=== Problem requirements ===
Below is a listing with pictures in it. Copy it exactly without them.

:: Dataset records

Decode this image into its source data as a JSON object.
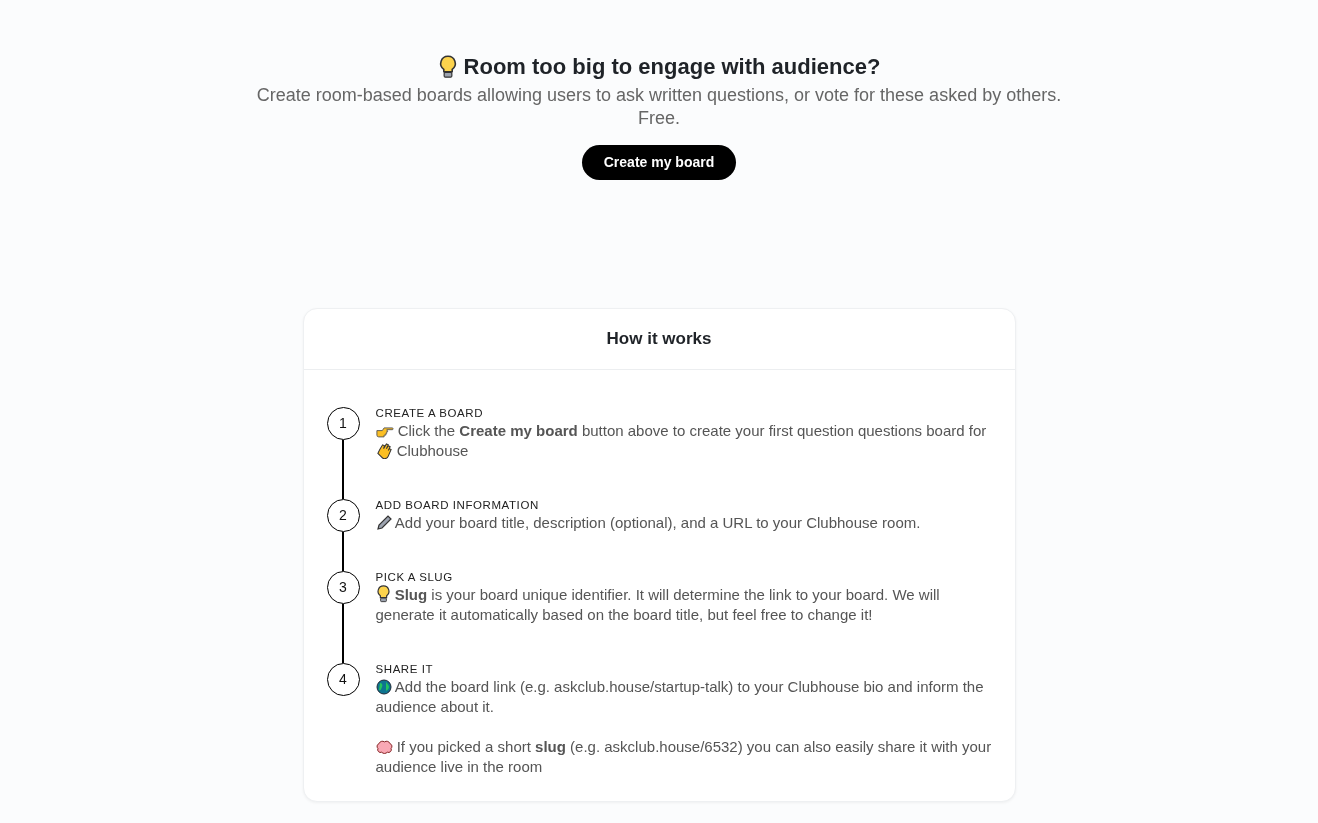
{
  "hero": {
    "title": "Room too big to engage with audience?",
    "subtitle": "Create room-based boards allowing users to ask written questions, or vote for these asked by others. Free.",
    "button": "Create my board"
  },
  "how_it_works": {
    "title": "How it works",
    "steps": [
      {
        "number": "1",
        "heading": "CREATE A BOARD",
        "paragraphs": [
          [
            "Click the **Create my board** button above to create your first question questions board for",
            "Clubhouse"
          ]
        ]
      },
      {
        "number": "2",
        "heading": "ADD BOARD INFORMATION",
        "paragraphs": [
          [
            "Add your board title, description (optional), and a URL to your Clubhouse room."
          ]
        ]
      },
      {
        "number": "3",
        "heading": "PICK A SLUG",
        "paragraphs": [
          [
            "**Slug** is your board unique identifier. It will determine the link to your board. We will generate it automatically based on the board title, but feel free to change it!"
          ]
        ]
      },
      {
        "number": "4",
        "heading": "SHARE IT",
        "paragraphs": [
          [
            "Add the board link (e.g. askclub.house/startup-talk) to your Clubhouse bio and inform the audience about it."
          ],
          [
            "If you picked a short **slug** (e.g. askclub.house/6532) you can also easily share it with your audience live in the room"
          ]
        ]
      }
    ]
  }
}
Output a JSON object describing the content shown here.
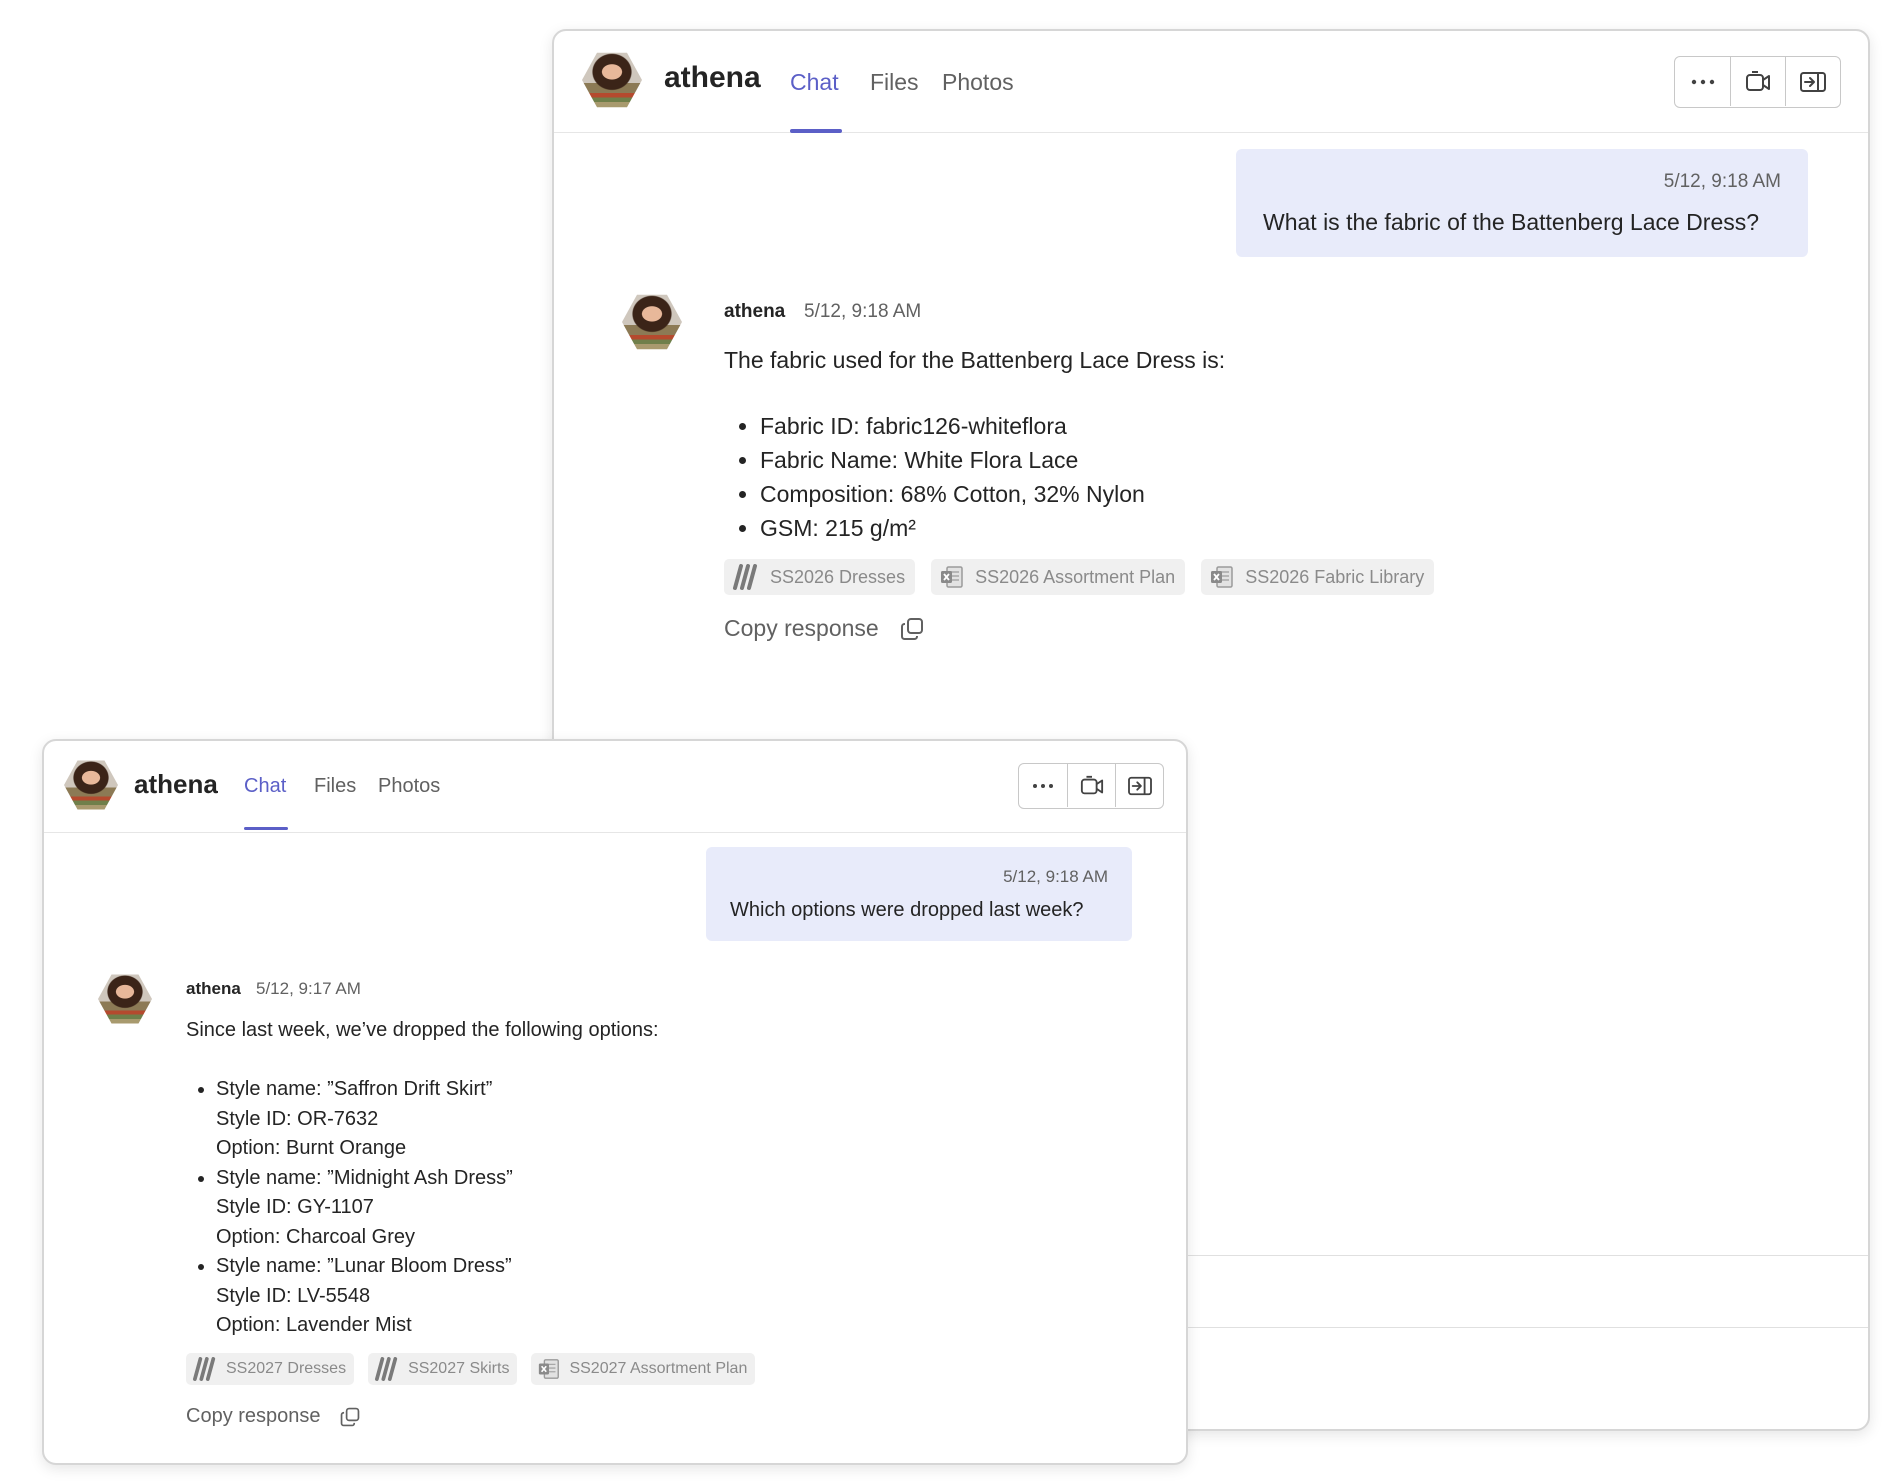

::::

=== Exercise response ===
Decode this image into its source data as a JSON object.
{
  "hero": {
    "title": "Room too big to engage with audience?",
    "subtitle": "Create room-based boards allowing users to ask written questions, or vote for these asked by others. Free.",
    "button": "Create my board"
  },
  "how_it_works": {
    "title": "How it works",
    "steps": [
      {
        "number": "1",
        "heading": "CREATE A BOARD",
        "paragraphs": [
          [
            "Click the **Create my board** button above to create your first question questions board for",
            "Clubhouse"
          ]
        ]
      },
      {
        "number": "2",
        "heading": "ADD BOARD INFORMATION",
        "paragraphs": [
          [
            "Add your board title, description (optional), and a URL to your Clubhouse room."
          ]
        ]
      },
      {
        "number": "3",
        "heading": "PICK A SLUG",
        "paragraphs": [
          [
            "**Slug** is your board unique identifier. It will determine the link to your board. We will generate it automatically based on the board title, but feel free to change it!"
          ]
        ]
      },
      {
        "number": "4",
        "heading": "SHARE IT",
        "paragraphs": [
          [
            "Add the board link (e.g. askclub.house/startup-talk) to your Clubhouse bio and inform the audience about it."
          ],
          [
            "If you picked a short **slug** (e.g. askclub.house/6532) you can also easily share it with your audience live in the room"
          ]
        ]
      }
    ]
  }
}
Output a JSON object describing the content shown here.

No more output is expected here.